## Records supplied
BEGIN
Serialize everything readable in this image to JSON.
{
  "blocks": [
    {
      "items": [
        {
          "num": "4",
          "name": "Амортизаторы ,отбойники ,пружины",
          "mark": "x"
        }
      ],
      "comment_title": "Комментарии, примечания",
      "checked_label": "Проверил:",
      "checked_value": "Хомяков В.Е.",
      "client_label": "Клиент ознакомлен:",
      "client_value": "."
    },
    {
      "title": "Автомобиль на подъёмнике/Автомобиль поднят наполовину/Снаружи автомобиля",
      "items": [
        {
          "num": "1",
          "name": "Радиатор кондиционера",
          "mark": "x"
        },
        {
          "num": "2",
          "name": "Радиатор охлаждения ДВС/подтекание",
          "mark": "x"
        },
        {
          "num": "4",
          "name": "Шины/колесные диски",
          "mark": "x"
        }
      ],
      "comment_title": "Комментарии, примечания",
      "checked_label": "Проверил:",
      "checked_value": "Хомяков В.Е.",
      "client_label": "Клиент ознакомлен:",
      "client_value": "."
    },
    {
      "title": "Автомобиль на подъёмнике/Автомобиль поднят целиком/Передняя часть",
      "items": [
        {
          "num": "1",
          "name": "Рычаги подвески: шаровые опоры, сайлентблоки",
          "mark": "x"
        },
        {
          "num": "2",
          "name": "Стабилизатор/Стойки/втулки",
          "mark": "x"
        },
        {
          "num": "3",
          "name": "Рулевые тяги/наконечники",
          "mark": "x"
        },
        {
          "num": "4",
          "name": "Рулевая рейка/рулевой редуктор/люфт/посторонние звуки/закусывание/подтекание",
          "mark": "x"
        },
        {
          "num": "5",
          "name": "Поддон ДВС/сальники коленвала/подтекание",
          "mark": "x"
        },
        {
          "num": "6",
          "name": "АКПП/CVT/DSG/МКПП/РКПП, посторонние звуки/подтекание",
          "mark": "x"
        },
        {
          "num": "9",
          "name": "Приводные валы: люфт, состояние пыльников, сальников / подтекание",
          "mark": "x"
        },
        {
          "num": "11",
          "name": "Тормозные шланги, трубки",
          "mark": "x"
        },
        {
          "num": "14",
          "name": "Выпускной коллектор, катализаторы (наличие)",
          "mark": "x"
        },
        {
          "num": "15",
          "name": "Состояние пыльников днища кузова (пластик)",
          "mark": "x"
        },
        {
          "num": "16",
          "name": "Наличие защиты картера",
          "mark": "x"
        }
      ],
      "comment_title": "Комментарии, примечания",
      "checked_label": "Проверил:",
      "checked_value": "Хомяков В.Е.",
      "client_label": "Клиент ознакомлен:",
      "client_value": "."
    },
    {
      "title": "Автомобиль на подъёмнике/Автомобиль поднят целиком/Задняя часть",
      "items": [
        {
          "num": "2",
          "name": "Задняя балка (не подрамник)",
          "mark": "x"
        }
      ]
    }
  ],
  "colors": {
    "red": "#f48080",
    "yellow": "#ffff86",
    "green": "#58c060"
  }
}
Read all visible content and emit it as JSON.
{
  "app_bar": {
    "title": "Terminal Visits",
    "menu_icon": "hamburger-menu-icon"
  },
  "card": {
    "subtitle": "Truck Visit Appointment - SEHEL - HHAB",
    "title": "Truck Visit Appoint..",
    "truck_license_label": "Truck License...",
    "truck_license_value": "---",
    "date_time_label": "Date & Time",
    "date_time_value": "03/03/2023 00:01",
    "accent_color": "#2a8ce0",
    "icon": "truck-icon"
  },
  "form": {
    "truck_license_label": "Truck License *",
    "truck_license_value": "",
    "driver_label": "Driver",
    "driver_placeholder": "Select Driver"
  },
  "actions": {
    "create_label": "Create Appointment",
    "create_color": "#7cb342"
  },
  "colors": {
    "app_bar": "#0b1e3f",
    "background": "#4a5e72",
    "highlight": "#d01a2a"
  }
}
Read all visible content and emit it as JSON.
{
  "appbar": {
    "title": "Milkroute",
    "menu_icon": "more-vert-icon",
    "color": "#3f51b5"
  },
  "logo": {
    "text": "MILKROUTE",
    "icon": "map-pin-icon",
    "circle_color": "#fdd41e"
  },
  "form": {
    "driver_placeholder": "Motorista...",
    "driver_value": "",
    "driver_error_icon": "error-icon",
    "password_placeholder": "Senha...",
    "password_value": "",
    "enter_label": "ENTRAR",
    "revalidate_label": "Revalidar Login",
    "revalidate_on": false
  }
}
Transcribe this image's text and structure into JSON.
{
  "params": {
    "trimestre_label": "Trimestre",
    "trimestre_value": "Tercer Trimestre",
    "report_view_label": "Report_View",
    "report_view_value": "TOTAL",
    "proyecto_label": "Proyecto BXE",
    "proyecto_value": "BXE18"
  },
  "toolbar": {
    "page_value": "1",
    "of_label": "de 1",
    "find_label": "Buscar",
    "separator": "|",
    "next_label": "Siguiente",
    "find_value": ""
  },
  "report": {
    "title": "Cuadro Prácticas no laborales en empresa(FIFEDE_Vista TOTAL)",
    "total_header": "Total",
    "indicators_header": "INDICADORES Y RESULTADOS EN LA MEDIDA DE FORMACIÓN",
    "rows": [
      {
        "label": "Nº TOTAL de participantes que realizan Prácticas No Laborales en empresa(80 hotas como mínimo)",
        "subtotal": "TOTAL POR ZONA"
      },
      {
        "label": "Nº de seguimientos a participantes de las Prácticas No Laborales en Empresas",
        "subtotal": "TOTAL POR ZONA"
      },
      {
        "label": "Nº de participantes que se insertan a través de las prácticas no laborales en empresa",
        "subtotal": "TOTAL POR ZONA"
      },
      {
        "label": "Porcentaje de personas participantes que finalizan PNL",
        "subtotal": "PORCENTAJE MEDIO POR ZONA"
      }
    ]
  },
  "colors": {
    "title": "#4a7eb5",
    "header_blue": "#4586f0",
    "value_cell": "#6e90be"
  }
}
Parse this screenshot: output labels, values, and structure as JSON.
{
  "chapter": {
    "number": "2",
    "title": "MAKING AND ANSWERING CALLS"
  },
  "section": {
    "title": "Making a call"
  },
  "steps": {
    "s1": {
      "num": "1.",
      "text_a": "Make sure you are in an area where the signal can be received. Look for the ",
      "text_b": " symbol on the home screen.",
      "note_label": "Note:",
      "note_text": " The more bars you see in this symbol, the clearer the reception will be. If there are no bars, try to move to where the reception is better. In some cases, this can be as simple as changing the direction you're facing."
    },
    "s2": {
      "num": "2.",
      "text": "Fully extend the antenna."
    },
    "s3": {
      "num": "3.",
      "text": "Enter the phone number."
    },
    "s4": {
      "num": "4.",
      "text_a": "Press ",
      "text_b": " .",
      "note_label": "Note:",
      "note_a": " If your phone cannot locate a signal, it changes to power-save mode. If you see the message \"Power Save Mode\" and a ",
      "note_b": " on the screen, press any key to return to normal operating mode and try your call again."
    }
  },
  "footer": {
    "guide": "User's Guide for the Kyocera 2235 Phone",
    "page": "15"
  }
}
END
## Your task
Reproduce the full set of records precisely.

## Output
Serialize everything readable in this image to JSON.
{
  "blocks": [
    {
      "items": [
        {
          "num": "4",
          "name": "Амортизаторы ,отбойники ,пружины",
          "mark": "x"
        }
      ],
      "comment_title": "Комментарии, примечания",
      "checked_label": "Проверил:",
      "checked_value": "Хомяков В.Е.",
      "client_label": "Клиент ознакомлен:",
      "client_value": "."
    },
    {
      "title": "Автомобиль на подъёмнике/Автомобиль поднят наполовину/Снаружи автомобиля",
      "items": [
        {
          "num": "1",
          "name": "Радиатор кондиционера",
          "mark": "x"
        },
        {
          "num": "2",
          "name": "Радиатор охлаждения ДВС/подтекание",
          "mark": "x"
        },
        {
          "num": "4",
          "name": "Шины/колесные диски",
          "mark": "x"
        }
      ],
      "comment_title": "Комментарии, примечания",
      "checked_label": "Проверил:",
      "checked_value": "Хомяков В.Е.",
      "client_label": "Клиент ознакомлен:",
      "client_value": "."
    },
    {
      "title": "Автомобиль на подъёмнике/Автомобиль поднят целиком/Передняя часть",
      "items": [
        {
          "num": "1",
          "name": "Рычаги подвески: шаровые опоры, сайлентблоки",
          "mark": "x"
        },
        {
          "num": "2",
          "name": "Стабилизатор/Стойки/втулки",
          "mark": "x"
        },
        {
          "num": "3",
          "name": "Рулевые тяги/наконечники",
          "mark": "x"
        },
        {
          "num": "4",
          "name": "Рулевая рейка/рулевой редуктор/люфт/посторонние звуки/закусывание/подтекание",
          "mark": "x"
        },
        {
          "num": "5",
          "name": "Поддон ДВС/сальники коленвала/подтекание",
          "mark": "x"
        },
        {
          "num": "6",
          "name": "АКПП/CVT/DSG/МКПП/РКПП, посторонние звуки/подтекание",
          "mark": "x"
        },
        {
          "num": "9",
          "name": "Приводные валы: люфт, состояние пыльников, сальников / подтекание",
          "mark": "x"
        },
        {
          "num": "11",
          "name": "Тормозные шланги, трубки",
          "mark": "x"
        },
        {
          "num": "14",
          "name": "Выпускной коллектор, катализаторы (наличие)",
          "mark": "x"
        },
        {
          "num": "15",
          "name": "Состояние пыльников днища кузова (пластик)",
          "mark": "x"
        },
        {
          "num": "16",
          "name": "Наличие защиты картера",
          "mark": "x"
        }
      ],
      "comment_title": "Комментарии, примечания",
      "checked_label": "Проверил:",
      "checked_value": "Хомяков В.Е.",
      "client_label": "Клиент ознакомлен:",
      "client_value": "."
    },
    {
      "title": "Автомобиль на подъёмнике/Автомобиль поднят целиком/Задняя часть",
      "items": [
        {
          "num": "2",
          "name": "Задняя балка (не подрамник)",
          "mark": "x"
        }
      ]
    }
  ],
  "colors": {
    "red": "#f48080",
    "yellow": "#ffff86",
    "green": "#58c060"
  }
}
Read all visible content and emit it as JSON.
{
  "app_bar": {
    "title": "Terminal Visits",
    "menu_icon": "hamburger-menu-icon"
  },
  "card": {
    "subtitle": "Truck Visit Appointment - SEHEL - HHAB",
    "title": "Truck Visit Appoint..",
    "truck_license_label": "Truck License...",
    "truck_license_value": "---",
    "date_time_label": "Date & Time",
    "date_time_value": "03/03/2023 00:01",
    "accent_color": "#2a8ce0",
    "icon": "truck-icon"
  },
  "form": {
    "truck_license_label": "Truck License *",
    "truck_license_value": "",
    "driver_label": "Driver",
    "driver_placeholder": "Select Driver"
  },
  "actions": {
    "create_label": "Create Appointment",
    "create_color": "#7cb342"
  },
  "colors": {
    "app_bar": "#0b1e3f",
    "background": "#4a5e72",
    "highlight": "#d01a2a"
  }
}
Read all visible content and emit it as JSON.
{
  "appbar": {
    "title": "Milkroute",
    "menu_icon": "more-vert-icon",
    "color": "#3f51b5"
  },
  "logo": {
    "text": "MILKROUTE",
    "icon": "map-pin-icon",
    "circle_color": "#fdd41e"
  },
  "form": {
    "driver_placeholder": "Motorista...",
    "driver_value": "",
    "driver_error_icon": "error-icon",
    "password_placeholder": "Senha...",
    "password_value": "",
    "enter_label": "ENTRAR",
    "revalidate_label": "Revalidar Login",
    "revalidate_on": false
  }
}
Transcribe this image's text and structure into JSON.
{
  "params": {
    "trimestre_label": "Trimestre",
    "trimestre_value": "Tercer Trimestre",
    "report_view_label": "Report_View",
    "report_view_value": "TOTAL",
    "proyecto_label": "Proyecto BXE",
    "proyecto_value": "BXE18"
  },
  "toolbar": {
    "page_value": "1",
    "of_label": "de 1",
    "find_label": "Buscar",
    "separator": "|",
    "next_label": "Siguiente",
    "find_value": ""
  },
  "report": {
    "title": "Cuadro Prácticas no laborales en empresa(FIFEDE_Vista TOTAL)",
    "total_header": "Total",
    "indicators_header": "INDICADORES Y RESULTADOS EN LA MEDIDA DE FORMACIÓN",
    "rows": [
      {
        "label": "Nº TOTAL de participantes que realizan Prácticas No Laborales en empresa(80 hotas como mínimo)",
        "subtotal": "TOTAL POR ZONA"
      },
      {
        "label": "Nº de seguimientos a participantes de las Prácticas No Laborales en Empresas",
        "subtotal": "TOTAL POR ZONA"
      },
      {
        "label": "Nº de participantes que se insertan a través de las prácticas no laborales en empresa",
        "subtotal": "TOTAL POR ZONA"
      },
      {
        "label": "Porcentaje de personas participantes que finalizan PNL",
        "subtotal": "PORCENTAJE MEDIO POR ZONA"
      }
    ]
  },
  "colors": {
    "title": "#4a7eb5",
    "header_blue": "#4586f0",
    "value_cell": "#6e90be"
  }
}
Parse this screenshot: output labels, values, and structure as JSON.
{
  "chapter": {
    "number": "2",
    "title": "MAKING AND ANSWERING CALLS"
  },
  "section": {
    "title": "Making a call"
  },
  "steps": {
    "s1": {
      "num": "1.",
      "text_a": "Make sure you are in an area where the signal can be received. Look for the ",
      "text_b": " symbol on the home screen.",
      "note_label": "Note:",
      "note_text": " The more bars you see in this symbol, the clearer the reception will be. If there are no bars, try to move to where the reception is better. In some cases, this can be as simple as changing the direction you're facing."
    },
    "s2": {
      "num": "2.",
      "text": "Fully extend the antenna."
    },
    "s3": {
      "num": "3.",
      "text": "Enter the phone number."
    },
    "s4": {
      "num": "4.",
      "text_a": "Press ",
      "text_b": " .",
      "note_label": "Note:",
      "note_a": " If your phone cannot locate a signal, it changes to power-save mode. If you see the message \"Power Save Mode\" and a ",
      "note_b": " on the screen, press any key to return to normal operating mode and try your call again."
    }
  },
  "footer": {
    "guide": "User's Guide for the Kyocera 2235 Phone",
    "page": "15"
  }
}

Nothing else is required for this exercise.